Hitchcock leading Ladies
Perhaps one of the most interesting things about the Hitchcock blonde is that they went against many of the popular female stereotypes of the 1940s – 1960s. It is important to notice that some of the most famous blonde actresses of the era were not ever cast in a Hitchcock film. Sultry sex-symbols such as Marilyn Monroe and Jayne Mansfield were far too overt in their sexuality for The Master of Suspense.
Film critic Roger Ebert once observed that Alfred Hitchcock’s leading ladies, “reflected the same qualities over and over again: They were blonde. They were icy and remote. They were imprisoned in costumes that subtly combined fashion with fetishism. They mesmerized the men, who often had physical or psychological handicaps.” Something that Ebert did not mention is that the Hitchcock blondes were true lead characters; never did he relegate one of his beautiful leading ladies to arm candy for the handsome male lead. They were dynamic, and were not afraid of taking action. This is what possibly creted suspense, the women were irratic, mysterious and you never knew what they were to do next.(This is shown in Vertigo and Madeline jumping off of the church tower, also in psycho where Marion runs away with the money)
Alfred Hitchcock was once famously quoted as saying, “Blondes make the best victims. They’re like virgin snow that shows up bloody footprints.” Misogynistic quote aside, what makes Hitchcock’s blonde leading ladies so potent is that beneath their prim suits and flawless hairdos are women with inner determination and boldness. It is that powerful combination of external beauty and haughty polish with a genuine person on the inside that makes the Hitchcock blonde such an enduring legacy.
Audience as voyeur

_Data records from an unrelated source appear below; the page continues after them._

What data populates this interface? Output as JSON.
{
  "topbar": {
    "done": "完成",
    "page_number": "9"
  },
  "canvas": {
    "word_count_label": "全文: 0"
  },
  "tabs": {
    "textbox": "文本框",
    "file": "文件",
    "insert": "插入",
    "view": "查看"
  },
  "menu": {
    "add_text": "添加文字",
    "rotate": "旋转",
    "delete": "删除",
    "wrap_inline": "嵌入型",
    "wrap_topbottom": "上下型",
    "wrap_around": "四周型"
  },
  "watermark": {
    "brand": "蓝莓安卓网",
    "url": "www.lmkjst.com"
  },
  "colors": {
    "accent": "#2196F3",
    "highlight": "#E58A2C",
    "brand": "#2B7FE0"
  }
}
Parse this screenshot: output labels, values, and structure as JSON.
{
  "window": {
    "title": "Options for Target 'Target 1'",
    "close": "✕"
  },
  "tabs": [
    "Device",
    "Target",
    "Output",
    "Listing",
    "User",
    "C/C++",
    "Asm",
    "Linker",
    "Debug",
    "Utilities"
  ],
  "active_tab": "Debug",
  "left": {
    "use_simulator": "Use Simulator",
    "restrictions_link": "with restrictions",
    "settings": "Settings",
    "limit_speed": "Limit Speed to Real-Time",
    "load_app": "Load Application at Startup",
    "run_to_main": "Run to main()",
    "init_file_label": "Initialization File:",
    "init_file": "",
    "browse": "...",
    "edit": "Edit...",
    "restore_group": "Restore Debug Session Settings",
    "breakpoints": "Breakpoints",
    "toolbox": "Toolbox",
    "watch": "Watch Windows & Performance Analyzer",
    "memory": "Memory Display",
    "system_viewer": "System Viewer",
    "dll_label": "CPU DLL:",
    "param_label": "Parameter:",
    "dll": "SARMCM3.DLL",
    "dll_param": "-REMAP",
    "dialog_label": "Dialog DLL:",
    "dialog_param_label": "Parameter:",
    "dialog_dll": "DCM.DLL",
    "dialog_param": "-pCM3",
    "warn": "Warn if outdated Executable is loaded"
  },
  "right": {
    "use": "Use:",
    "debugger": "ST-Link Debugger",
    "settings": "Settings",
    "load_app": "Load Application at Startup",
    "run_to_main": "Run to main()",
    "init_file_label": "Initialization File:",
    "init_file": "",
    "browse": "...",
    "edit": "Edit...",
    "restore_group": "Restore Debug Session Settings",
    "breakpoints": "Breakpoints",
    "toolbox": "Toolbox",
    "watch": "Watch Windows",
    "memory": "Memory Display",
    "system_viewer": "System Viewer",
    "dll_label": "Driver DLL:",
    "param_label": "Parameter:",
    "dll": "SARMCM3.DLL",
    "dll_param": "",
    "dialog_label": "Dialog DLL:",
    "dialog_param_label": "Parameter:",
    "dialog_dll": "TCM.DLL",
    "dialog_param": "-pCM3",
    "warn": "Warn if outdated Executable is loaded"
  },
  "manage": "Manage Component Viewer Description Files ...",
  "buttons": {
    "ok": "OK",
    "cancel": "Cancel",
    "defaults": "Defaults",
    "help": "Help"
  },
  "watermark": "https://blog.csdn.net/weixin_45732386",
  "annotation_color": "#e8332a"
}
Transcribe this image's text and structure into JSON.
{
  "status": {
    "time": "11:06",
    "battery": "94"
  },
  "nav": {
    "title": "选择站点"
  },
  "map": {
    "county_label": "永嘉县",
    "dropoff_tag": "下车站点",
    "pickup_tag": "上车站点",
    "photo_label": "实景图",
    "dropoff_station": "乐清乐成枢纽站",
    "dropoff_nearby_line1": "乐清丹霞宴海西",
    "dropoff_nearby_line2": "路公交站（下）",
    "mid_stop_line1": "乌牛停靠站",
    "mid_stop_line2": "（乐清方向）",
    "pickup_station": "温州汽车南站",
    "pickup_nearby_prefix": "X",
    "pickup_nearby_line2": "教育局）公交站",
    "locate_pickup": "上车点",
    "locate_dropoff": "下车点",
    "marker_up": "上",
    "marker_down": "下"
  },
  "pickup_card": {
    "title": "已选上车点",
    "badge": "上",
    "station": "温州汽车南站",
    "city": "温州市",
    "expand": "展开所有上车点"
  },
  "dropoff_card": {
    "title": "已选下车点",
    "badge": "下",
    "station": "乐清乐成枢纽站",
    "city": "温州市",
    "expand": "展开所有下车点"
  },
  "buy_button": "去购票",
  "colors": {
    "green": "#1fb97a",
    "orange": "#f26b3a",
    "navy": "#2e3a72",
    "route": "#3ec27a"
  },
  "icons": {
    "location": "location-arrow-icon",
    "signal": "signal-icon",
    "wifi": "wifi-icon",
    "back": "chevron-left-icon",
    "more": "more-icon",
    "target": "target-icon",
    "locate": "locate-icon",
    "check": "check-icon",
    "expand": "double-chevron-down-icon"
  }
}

Further blurring the moral distinction between the innocent and the guilty, occasionally making this indictment inescapably clear to viewers one and all, Hitchcock also makes voyeurs of his “respectable” audience. In Rear Window (1954), after L. B. Jeffries (played by James Stewart) has been staring across the courtyard at him for most of the film, Lars Thorwald (played by Raymond Burr) confronts Jeffries by saying, “What do you want of me?” Burr might as well have been addressing the audience. In fact, shortly before asking this, Thorwald turns to face the camera directly for the first time.
suspense through objects

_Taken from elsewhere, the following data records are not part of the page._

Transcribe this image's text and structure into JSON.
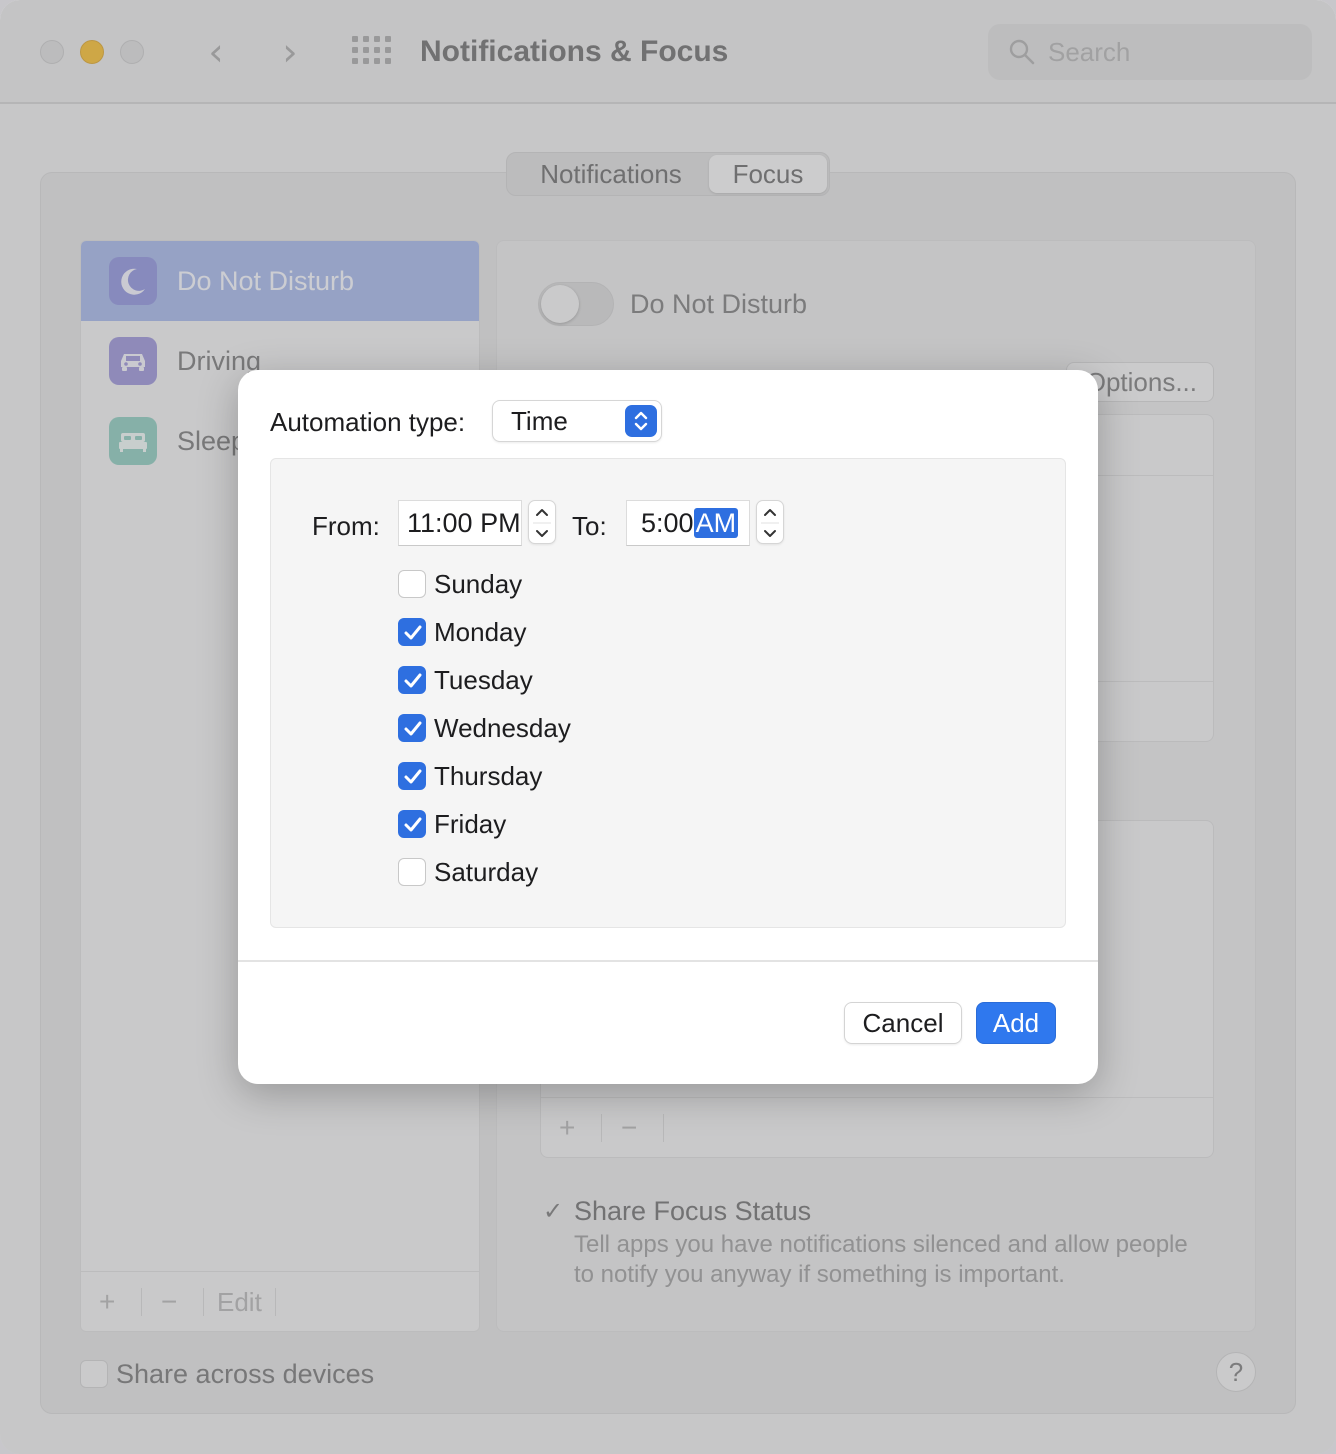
{
  "window": {
    "title": "Notifications & Focus",
    "search_placeholder": "Search"
  },
  "tabs": [
    {
      "label": "Notifications",
      "selected": false
    },
    {
      "label": "Focus",
      "selected": true
    }
  ],
  "focus_list": {
    "items": [
      {
        "label": "Do Not Disturb",
        "icon": "moon-icon",
        "color": "#7b7fd6",
        "selected": true
      },
      {
        "label": "Driving",
        "icon": "car-icon",
        "color": "#8f86d8",
        "selected": false
      },
      {
        "label": "Sleep",
        "icon": "bed-icon",
        "color": "#7fc3b5",
        "selected": false
      }
    ],
    "add_label": "+",
    "remove_label": "−",
    "edit_label": "Edit"
  },
  "detail": {
    "toggle_label": "Do Not Disturb",
    "toggle_on": false,
    "options_label": "Options...",
    "share_focus_label": "Share Focus Status",
    "share_focus_checked": true,
    "share_focus_desc": "Tell apps you have notifications silenced and allow people to notify you anyway if something is important."
  },
  "footer": {
    "share_devices_label": "Share across devices",
    "help_label": "?"
  },
  "dialog": {
    "automation_label": "Automation type:",
    "automation_value": "Time",
    "from_label": "From:",
    "from_time": "11:00 PM",
    "to_label": "To:",
    "to_time": "5:00",
    "to_ampm": "AM",
    "days": [
      {
        "label": "Sunday",
        "checked": false
      },
      {
        "label": "Monday",
        "checked": true
      },
      {
        "label": "Tuesday",
        "checked": true
      },
      {
        "label": "Wednesday",
        "checked": true
      },
      {
        "label": "Thursday",
        "checked": true
      },
      {
        "label": "Friday",
        "checked": true
      },
      {
        "label": "Saturday",
        "checked": false
      }
    ],
    "cancel_label": "Cancel",
    "add_label": "Add"
  },
  "colors": {
    "accent": "#2e6fe0",
    "selection": "#a4b6e8",
    "traffic_min": "#f6bd2d"
  }
}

In Vertigo, the staircase in the church bell tower plays a crucial role in the plot.
In Psycho, several staircases are featured prominently: as part of the path up to the Bates mansion, as the entrance to the fruit cellar, and as the site of Detective Arbogast’s murder.
In Rear Window, an entirely nonfunctional staircase adorns James Stewart’s apartment, in addition to the numerous fire escape staircases seen each time we follow Stewart’s gaze out of his window.
He also places great focus on the creation of set pieces where he is able to exercise his talent for detail and suspense.
MACGUFFIN- motivator of the protagonist
According to Hitchcock’s own definition of the “MacGuffin”, it is “the term we use to cover all that sort of thing: to steal plans or documents, or discover a secret, it doesn’t matter what it is. […] The only thing that really matters is that in the picture the plans, documents, or secrets must seem to be of vital importance to the characters. To me, the narrator, they’re of no importance whatever” (Truffaut, pp. 111-112). And here is another definition: “The ‘MacGuffin’ – my own term for the key element of any suspense story – has obviously got to change. It can no longer be the idea of preventing the foreign agent from stealing the papers. It can no longer be the business of breaking a code. And yet these very same elements, disguised to fit the times, must still be there” (Gottlieb, p. 124).Read less